House prices soared during the 1980s and 1990s and as more and more properties were snapped up as second homes, it became increasingly difficult for young people, in particular, to get their foot on the property ladder.

People who had grown up in the district have been forced to move to other areas, such as Lancaster, or even further afield, where homes are cheaper.

This issue is only likely to get worse in the future as young people who go on to higher education will also be saddled with huge debts now that universities have been allowed to almost triple tuition fees – surely one of the worst decisions by any Government in recent years.

One of South Lakeland District Council’s top priorities for many years has been to try to boost the number of ‘affordable’ homes in the area. Its Land Allocations Document suggests that 6,000 new homes could be built in coming years – of which around 35 per cent must be ‘affordable’ to local people.

The ‘affordable’ element is admirable. But developers will only create schemes if they are financially viable and that means more expensive homes must also be in the mix. Some opponents of housing development fear that too much open land will have to be sacrificed to create the affordable properties.

There are no easy answers but one housing scheme at Coniston could serve as a beacon for others to follow.

In the village, where there is a huge need for rental accomm-odation, the whole community has got together to help create 14 new homes.

A meeting six years ago attended by 28 young people who wanted to stay in the village prompted the community to work together to try to find a solution.

Local people worked with Eden Housing Scheme on design issues and on ways they could contribute to the development’s upkeep. The tenants have agreed to look after the communal grounds themselves – reducing work for the association and the cost for residents.

Meanwhile funding and support has come from a variety of bodies, including SLDC, the Homes and Communities Agency, Coniston and Torver Housing Group, Coniston Parochial Parish Council, the Lake District National Park Authority and Mitre Housing Association.

The result of this collaborative effort is 14 homes which look good and are affordable for local people.

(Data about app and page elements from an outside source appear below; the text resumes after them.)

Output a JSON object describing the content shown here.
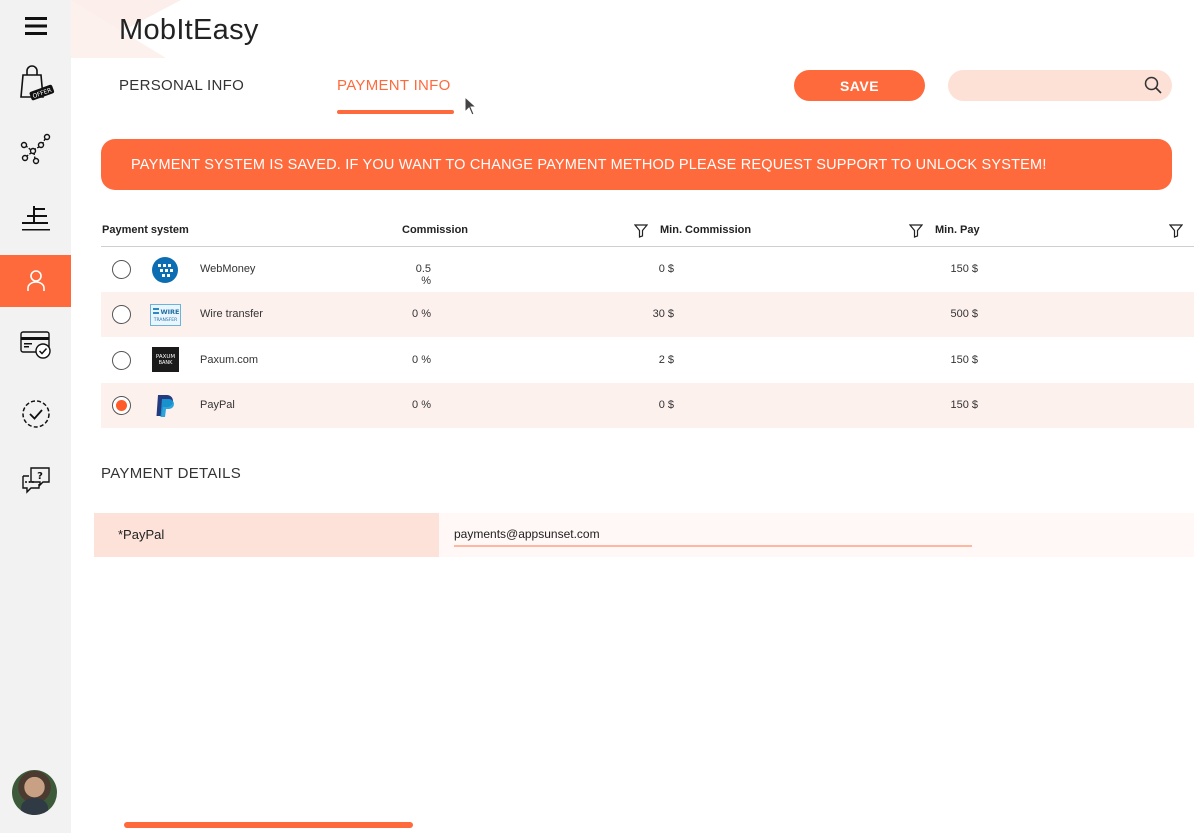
{
  "app": {
    "title": "MobItEasy"
  },
  "tabs": [
    {
      "label": "PERSONAL INFO",
      "active": false
    },
    {
      "label": "PAYMENT INFO",
      "active": true
    }
  ],
  "toolbar": {
    "save_label": "SAVE",
    "search_placeholder": ""
  },
  "banner": {
    "text": "PAYMENT SYSTEM IS SAVED. IF YOU WANT TO CHANGE PAYMENT METHOD PLEASE REQUEST SUPPORT TO UNLOCK SYSTEM!"
  },
  "sidebar": {
    "items": [
      {
        "icon": "menu-icon"
      },
      {
        "icon": "offer-bag-icon",
        "badge": "OFFER"
      },
      {
        "icon": "network-icon"
      },
      {
        "icon": "stats-icon"
      },
      {
        "icon": "user-icon",
        "active": true
      },
      {
        "icon": "payment-card-icon"
      },
      {
        "icon": "check-circle-icon"
      },
      {
        "icon": "support-chat-icon"
      }
    ]
  },
  "table": {
    "columns": [
      "Payment system",
      "Commission",
      "Min. Commission",
      "Min. Pay"
    ],
    "rows": [
      {
        "name": "WebMoney",
        "commission": "0.5 %",
        "min_commission": "0 $",
        "min_pay": "150 $",
        "selected": false,
        "logo": "webmoney-logo"
      },
      {
        "name": "Wire transfer",
        "commission": "0 %",
        "min_commission": "30 $",
        "min_pay": "500 $",
        "selected": false,
        "logo": "wire-transfer-logo",
        "logo_text": "WIRE TRANSFER"
      },
      {
        "name": "Paxum.com",
        "commission": "0 %",
        "min_commission": "2 $",
        "min_pay": "150 $",
        "selected": false,
        "logo": "paxum-logo",
        "logo_text": "PAXUM BANK"
      },
      {
        "name": "PayPal",
        "commission": "0 %",
        "min_commission": "0 $",
        "min_pay": "150 $",
        "selected": true,
        "logo": "paypal-logo"
      }
    ]
  },
  "details": {
    "title": "PAYMENT DETAILS",
    "label": "*PayPal",
    "value": "payments@appsunset.com"
  },
  "colors": {
    "accent": "#ff6a3d",
    "accent_light": "#fde0d6",
    "row_alt": "#fdf1ee"
  }
}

This scheme has demonstrated that imaginative and innovative thinking, hard work and persistence and a collective will to get things done can pay big dividends when it comes to tackling the area’s housing problems.